- PROBLEM REQUIREMENTS
Report each line of the data that includes the word "kind".

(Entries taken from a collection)

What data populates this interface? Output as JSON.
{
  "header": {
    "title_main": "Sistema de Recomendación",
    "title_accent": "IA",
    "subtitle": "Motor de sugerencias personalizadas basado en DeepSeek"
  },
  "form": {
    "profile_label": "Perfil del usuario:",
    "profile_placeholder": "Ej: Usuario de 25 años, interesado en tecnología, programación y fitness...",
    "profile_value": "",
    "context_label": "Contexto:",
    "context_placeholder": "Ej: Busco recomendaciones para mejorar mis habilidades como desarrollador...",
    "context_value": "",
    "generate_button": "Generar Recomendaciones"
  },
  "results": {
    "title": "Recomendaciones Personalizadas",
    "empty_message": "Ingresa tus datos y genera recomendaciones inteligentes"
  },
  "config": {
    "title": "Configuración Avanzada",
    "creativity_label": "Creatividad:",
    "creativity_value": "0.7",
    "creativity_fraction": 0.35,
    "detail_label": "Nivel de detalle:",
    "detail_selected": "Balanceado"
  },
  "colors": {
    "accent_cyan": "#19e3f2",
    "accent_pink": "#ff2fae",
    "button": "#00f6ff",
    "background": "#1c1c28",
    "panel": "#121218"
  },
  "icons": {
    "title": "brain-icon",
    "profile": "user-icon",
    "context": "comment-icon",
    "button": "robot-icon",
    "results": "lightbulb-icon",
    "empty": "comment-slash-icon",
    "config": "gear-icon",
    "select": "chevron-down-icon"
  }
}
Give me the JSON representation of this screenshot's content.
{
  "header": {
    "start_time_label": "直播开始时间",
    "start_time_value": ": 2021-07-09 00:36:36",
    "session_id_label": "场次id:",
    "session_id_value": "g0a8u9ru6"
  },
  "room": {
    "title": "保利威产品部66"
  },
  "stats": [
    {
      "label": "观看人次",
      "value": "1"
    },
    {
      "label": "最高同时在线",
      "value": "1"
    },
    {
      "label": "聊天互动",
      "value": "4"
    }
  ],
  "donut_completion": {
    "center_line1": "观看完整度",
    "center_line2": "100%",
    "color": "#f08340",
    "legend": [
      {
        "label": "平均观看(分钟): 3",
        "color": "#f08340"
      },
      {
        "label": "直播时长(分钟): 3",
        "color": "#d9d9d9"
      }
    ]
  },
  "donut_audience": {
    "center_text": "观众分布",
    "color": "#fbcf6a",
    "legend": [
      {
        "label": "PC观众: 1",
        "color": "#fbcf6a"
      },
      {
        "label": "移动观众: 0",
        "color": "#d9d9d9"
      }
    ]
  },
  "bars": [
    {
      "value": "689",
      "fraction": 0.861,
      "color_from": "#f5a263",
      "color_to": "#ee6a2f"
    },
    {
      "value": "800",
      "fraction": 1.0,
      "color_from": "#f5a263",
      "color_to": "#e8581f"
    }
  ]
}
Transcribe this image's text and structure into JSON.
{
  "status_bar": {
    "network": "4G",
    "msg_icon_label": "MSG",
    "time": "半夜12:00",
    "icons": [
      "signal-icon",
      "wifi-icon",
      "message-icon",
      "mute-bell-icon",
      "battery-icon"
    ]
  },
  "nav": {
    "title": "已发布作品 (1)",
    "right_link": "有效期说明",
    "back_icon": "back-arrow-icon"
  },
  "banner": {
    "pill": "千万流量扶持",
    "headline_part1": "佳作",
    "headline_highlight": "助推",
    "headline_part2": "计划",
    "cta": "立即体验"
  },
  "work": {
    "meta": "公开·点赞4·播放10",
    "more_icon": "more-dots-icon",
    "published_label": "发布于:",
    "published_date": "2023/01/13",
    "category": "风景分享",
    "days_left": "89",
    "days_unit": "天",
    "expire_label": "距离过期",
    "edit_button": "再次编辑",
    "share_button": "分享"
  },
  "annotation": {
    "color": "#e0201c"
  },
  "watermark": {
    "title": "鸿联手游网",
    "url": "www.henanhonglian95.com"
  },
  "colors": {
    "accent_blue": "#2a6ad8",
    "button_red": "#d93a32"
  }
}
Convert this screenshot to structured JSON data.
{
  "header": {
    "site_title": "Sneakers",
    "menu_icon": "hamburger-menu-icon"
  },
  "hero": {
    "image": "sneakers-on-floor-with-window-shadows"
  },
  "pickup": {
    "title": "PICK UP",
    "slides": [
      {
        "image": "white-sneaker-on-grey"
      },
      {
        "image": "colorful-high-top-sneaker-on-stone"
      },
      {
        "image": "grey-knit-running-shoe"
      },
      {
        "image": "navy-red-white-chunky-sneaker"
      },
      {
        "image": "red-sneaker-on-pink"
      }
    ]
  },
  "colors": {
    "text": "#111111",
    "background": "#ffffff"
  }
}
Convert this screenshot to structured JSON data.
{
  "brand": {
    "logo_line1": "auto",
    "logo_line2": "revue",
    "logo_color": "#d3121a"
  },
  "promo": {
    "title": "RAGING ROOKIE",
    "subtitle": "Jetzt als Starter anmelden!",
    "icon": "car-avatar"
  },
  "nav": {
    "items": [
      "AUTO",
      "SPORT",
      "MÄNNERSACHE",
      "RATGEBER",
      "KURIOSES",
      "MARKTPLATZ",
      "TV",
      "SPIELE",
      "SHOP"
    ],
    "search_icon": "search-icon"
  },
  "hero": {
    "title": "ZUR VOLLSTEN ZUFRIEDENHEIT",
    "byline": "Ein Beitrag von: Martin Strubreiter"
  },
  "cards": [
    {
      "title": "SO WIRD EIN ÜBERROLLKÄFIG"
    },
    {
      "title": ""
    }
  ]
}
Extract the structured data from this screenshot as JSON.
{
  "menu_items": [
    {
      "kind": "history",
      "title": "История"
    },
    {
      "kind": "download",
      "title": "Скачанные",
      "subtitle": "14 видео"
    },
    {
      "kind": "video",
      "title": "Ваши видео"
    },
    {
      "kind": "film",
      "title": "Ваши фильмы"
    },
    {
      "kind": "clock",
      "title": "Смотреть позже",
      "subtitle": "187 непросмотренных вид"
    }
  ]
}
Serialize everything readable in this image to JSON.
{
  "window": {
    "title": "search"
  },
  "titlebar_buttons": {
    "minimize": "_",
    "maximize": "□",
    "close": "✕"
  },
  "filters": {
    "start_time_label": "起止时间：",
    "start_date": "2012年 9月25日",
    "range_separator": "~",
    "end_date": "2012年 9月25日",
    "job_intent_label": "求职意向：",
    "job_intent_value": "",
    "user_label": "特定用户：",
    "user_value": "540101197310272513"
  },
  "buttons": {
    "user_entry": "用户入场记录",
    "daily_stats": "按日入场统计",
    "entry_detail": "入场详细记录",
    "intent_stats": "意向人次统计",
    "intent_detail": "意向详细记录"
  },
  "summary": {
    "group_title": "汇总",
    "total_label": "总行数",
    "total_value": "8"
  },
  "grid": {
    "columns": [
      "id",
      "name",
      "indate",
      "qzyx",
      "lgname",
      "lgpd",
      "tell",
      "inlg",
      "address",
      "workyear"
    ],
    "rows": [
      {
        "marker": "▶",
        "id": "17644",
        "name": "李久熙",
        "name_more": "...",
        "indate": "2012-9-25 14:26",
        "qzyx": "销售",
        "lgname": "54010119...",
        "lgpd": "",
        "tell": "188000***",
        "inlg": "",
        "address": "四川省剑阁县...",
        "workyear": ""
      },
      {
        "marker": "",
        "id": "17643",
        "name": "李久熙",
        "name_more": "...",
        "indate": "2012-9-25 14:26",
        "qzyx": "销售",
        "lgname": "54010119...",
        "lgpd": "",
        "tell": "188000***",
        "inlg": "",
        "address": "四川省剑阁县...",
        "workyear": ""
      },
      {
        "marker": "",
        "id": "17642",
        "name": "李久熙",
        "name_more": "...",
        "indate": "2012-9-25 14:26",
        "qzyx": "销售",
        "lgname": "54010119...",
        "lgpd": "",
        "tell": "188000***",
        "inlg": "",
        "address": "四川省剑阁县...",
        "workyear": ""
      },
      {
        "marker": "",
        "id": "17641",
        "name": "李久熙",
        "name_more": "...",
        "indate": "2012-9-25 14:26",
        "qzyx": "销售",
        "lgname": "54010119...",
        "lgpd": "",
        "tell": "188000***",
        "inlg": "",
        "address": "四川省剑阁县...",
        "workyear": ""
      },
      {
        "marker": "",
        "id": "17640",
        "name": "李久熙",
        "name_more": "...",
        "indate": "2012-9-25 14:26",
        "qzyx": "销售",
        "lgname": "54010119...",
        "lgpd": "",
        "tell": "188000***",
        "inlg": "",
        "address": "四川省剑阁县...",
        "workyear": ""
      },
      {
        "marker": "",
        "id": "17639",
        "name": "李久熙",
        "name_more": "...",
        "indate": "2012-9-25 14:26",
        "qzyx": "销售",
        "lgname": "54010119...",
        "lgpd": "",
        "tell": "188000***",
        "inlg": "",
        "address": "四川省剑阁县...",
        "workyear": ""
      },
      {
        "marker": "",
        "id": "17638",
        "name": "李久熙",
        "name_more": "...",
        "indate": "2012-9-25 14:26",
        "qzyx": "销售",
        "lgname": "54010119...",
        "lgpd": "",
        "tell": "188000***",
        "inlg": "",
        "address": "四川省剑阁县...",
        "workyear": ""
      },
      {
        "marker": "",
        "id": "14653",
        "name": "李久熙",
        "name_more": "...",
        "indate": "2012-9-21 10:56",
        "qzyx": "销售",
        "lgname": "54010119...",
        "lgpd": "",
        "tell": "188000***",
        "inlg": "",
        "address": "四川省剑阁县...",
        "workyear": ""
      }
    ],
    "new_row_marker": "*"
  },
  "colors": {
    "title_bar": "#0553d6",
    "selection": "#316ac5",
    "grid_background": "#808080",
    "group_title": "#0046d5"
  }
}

- ANSWER BOX
      "kind": "history",
      "kind": "download",
      "kind": "video",
      "kind": "film",
      "kind": "clock",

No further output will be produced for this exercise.